Fact or Myth: Can Lucid Dreaming Help You Heal?
This is FACT.
Our bodies are finely tuned machines that operate with precision and purpose, and the process of dreaming is no exception. Dreams are a reflection of how we perceive the circumstances of our lives…of how we are registering external experiences internally. That’s why dreams are such a meaty topic of analysis for psychotherapists, because often what shows up in our dreams are emotions or thoughts that are stifled deep inside our subconscious during waking hours. Dreaming accesses these repressed internal stressors, desires, or emotions.
Some people can consciously control their dreamscape at will. It’s called lucid dreaming, and every one of us can learn to some degree to foster a more interactive relationship with our dreams in order to accelerate emotional healing.
Lucid dreaming occurs when you realize you are dreaming while you are in a dream. As long as you’re aware of the dream as it is happening, you’re a lucid dreamer. Adept practitioners of lucid dreaming attempt to guide their dreams. For instance, if you’re battling recurring nightmares and have mastered lucid dreaming, you can guide your dream so that you confront the “terror.” In fact, studies have shown that lucid dreaming can help treat anxiety disorders linked to recurring dreams and nightmares.
Likewise, a lucid dreamer can spin the dream so that they soar through the sky or walk on water. You can use lucid dreaming to bust through blocks to creativity, or deal with unresolved issues from past lovers. Once you’ve mastered lucid dreaming, there’s no limit to where your dreams can take you.
There’s not a lot of research on lucid dreaming, namely because it’s difficult to find subjects who can lucid dream at will under the constraints of laboratory setting and testing. However, several studies confirm positive benefits.

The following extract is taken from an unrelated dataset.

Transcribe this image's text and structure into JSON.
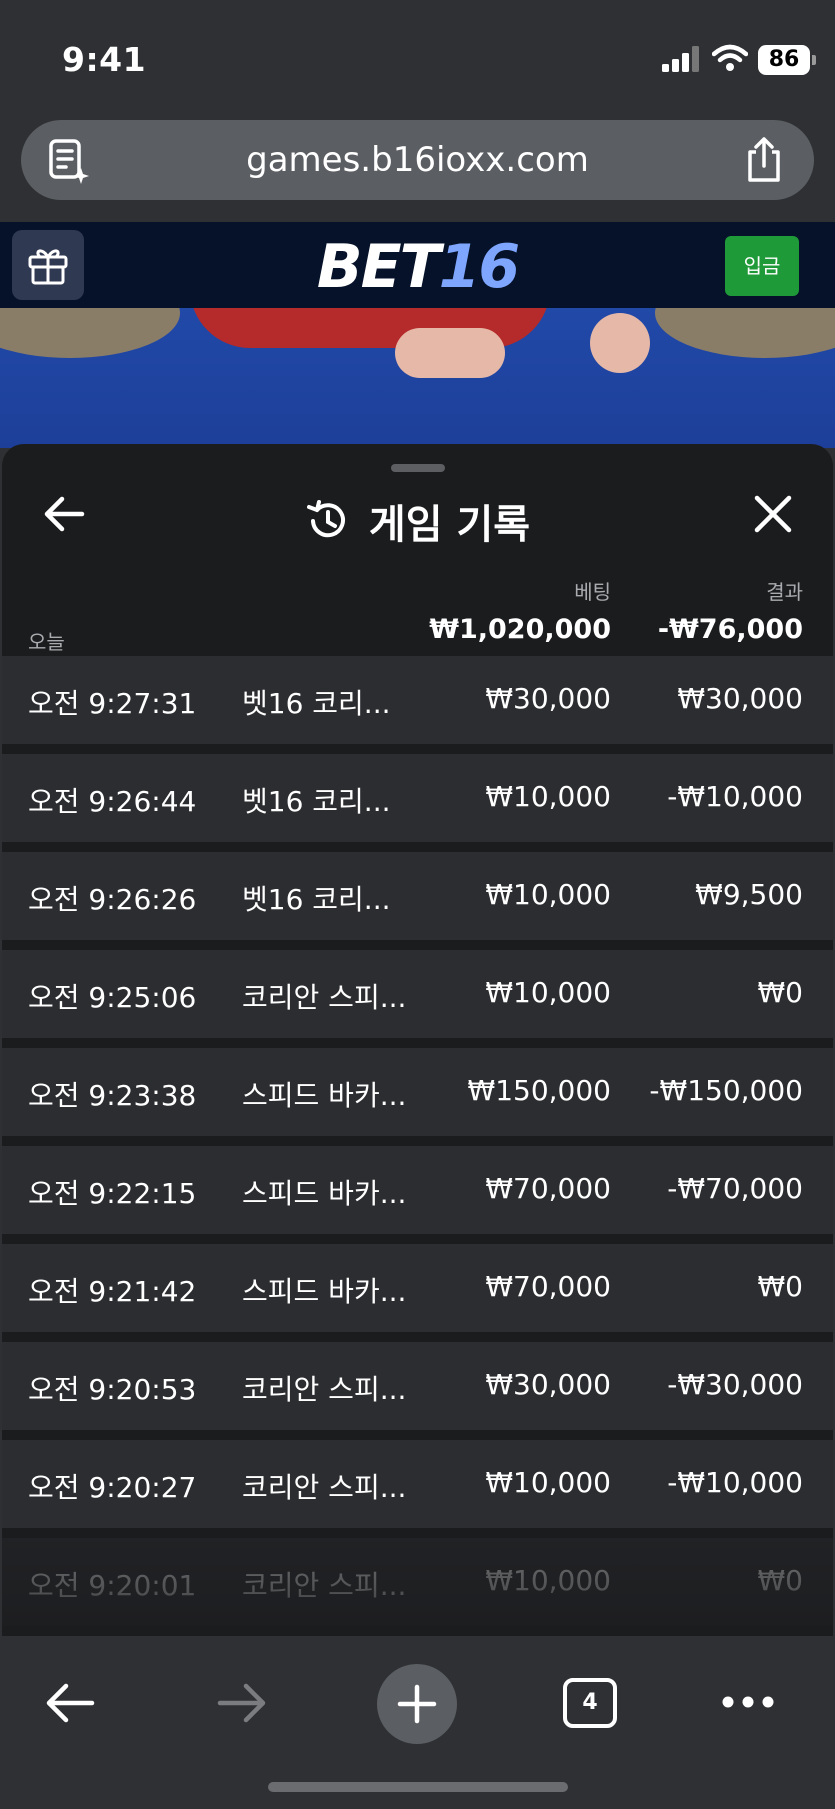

Psychologists from the University of Lincoln in England published a study in Dreaming, the journal of the American Psychological Association, which showed that people who regularly lucid dream are better at cognitive tasks that involve insight, like problem solving.
A 2010 study published in Sport Psychologist demonstrated that people who dreamed of practicing a specific skill—in this particular case throwing coins into coffee cups—showed improved skills the following morning, compared with non-lucid dreamers.
A study conducted by Max Planck Institute in Germany showed that when lucid dreamers clenched their fists from left to right during lucid dreaming, it activated the same parts of the brain during REM sleep as it did when the lucid dreamers clenched their fists from left to right while awake.
Preliminary studies suggest that lucid dreaming can help improve depression and overall mental health by instilling a sense of self-control in patients.
How to Lucid Dream
Even if you’ve never had a lucid dream, you can still become a lucid dreamer and work to master the healing effects with the following tips.
Cultivate awareness in your waking hours by becoming more present and aware of details in your environment. You can then carry this attention to detail with you into the dreamscape. Noticing any details out of the ordinary while you are dreaming can help activate lucid dreaming.
Start wearing a designated piece of dream jewelry to bed at night—like a ring, necklace, or even a piece of string tied around your wrist. When you see this object in the dream, you know you are lucid dreaming!
You can also use herbs, crystals, and essential oils to heighten your ability to lucid dream.
Herbs: Calea, Mugwort, Heimia Salicifolia, Celastrus paniculatus, Blue Lotus, Tian Men Dong (not all herbs are meant to be ingested! Consult with your doctor before consuming…otherwise you can use the aromatherapy benefits of the herbs)
Crystals: Quartz, Malachite, Ametrine, Moonstone, Amethyst, Moldavite, Azurite
Essential Oils: (diffuse in an aromatherapy diffuser) Sandalwood, Lavender, Geranium, Jasmine, Bergamont, Chamomile, Ylang Ylang